"That’s when we realised that something was obviously happening and we could possibly help," he said.

"Shortly after I went to the entrance of the casino we were split up; an off duty American police officer was trying to direct people away from the front of the casino because that’s where we originally thought the incident had happened, down the street from the casino.

"After finding out that it had happened behind the casino and down the street a few hundred metres and we were most likely not going to be in the line of fire we stopped directing people away and started reassuring people.

"Some were in shock and some had minor injuries from falling, climbing over things to escape or being trampled."

Shortly after, ambulances arrived to collect the worst injured people and Zak helped to get casualties, some of whom had gunshot wounds, into the ambulance at the front of the casino.

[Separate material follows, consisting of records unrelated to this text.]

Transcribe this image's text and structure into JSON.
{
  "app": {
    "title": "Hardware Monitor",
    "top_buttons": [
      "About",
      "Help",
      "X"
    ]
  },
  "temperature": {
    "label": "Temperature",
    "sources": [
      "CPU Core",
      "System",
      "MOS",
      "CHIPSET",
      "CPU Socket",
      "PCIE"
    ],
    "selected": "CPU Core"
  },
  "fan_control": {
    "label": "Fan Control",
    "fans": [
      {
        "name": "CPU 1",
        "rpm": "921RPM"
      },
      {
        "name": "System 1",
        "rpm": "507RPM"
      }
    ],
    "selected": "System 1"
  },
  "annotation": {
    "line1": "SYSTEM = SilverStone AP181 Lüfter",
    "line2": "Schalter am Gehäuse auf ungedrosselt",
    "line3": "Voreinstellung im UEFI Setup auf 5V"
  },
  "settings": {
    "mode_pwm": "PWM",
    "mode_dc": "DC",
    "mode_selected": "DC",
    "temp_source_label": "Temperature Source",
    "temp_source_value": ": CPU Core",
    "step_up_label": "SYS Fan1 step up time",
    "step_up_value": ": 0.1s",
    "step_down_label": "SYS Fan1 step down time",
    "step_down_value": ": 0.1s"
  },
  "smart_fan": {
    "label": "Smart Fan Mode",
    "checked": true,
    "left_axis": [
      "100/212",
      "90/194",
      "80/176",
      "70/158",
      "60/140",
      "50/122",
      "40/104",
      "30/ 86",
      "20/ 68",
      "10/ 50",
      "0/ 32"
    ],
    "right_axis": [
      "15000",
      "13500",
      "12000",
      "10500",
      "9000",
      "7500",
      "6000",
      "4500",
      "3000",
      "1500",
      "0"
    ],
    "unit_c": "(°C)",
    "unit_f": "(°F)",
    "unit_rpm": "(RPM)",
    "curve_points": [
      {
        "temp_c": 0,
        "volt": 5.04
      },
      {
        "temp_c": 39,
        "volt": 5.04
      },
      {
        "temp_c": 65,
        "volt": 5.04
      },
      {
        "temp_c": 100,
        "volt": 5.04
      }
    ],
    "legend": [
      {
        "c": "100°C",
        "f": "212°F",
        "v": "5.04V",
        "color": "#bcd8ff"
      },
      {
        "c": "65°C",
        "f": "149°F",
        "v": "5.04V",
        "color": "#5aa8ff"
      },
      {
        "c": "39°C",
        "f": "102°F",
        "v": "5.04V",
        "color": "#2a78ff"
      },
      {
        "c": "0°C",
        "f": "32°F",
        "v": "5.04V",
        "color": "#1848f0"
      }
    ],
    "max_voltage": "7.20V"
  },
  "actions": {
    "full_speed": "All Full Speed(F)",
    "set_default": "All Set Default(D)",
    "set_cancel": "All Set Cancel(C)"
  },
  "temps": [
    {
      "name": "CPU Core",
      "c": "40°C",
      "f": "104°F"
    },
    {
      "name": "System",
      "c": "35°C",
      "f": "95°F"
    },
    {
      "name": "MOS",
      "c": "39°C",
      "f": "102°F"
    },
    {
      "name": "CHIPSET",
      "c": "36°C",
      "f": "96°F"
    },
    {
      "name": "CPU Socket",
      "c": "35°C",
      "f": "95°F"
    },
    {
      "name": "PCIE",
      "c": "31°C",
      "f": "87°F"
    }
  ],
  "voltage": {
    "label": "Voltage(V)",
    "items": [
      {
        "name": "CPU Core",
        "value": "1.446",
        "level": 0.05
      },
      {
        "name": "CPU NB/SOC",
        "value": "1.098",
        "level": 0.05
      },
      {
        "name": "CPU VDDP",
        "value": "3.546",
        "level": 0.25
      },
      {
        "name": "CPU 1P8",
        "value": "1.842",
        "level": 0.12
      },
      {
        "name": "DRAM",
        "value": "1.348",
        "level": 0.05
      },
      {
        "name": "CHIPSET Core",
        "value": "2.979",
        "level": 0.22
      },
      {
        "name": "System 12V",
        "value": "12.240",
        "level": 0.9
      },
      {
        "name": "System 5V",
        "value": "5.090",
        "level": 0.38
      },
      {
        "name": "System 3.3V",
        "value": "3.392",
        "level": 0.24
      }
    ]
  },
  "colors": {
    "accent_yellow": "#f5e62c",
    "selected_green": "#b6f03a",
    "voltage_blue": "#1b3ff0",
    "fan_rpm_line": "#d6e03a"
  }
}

Zak, who has been in the army for four-and-a-half half years in total and has served three years with his regiment, 1st The Queen’s Dragoon Guards based in Norfolk, said: "After that it was just reassuring people who were in shock, worried for their friends and family or that had seen their friends had been shot and taken away by ambulances.

"There were no superiors there, all the soldiers involved were Troopers with no operational experience – just their army training that kicked in. The training I [had] received helped immensely, being able to keep a cool head while hundreds of people were panicking and running for their lives in the other direction.

"My training was vital and helped to calm people that were panicking around us. Our first aid training helped to prioritise who needed help the most and get them to ambulances as a priority over those who were not too badly injured."

The mass shooting was the worst in modern US history and left 58 people dead. The gunman, Stephen Paddock, died at the scene from a suspected self-inflicted gunshot wound.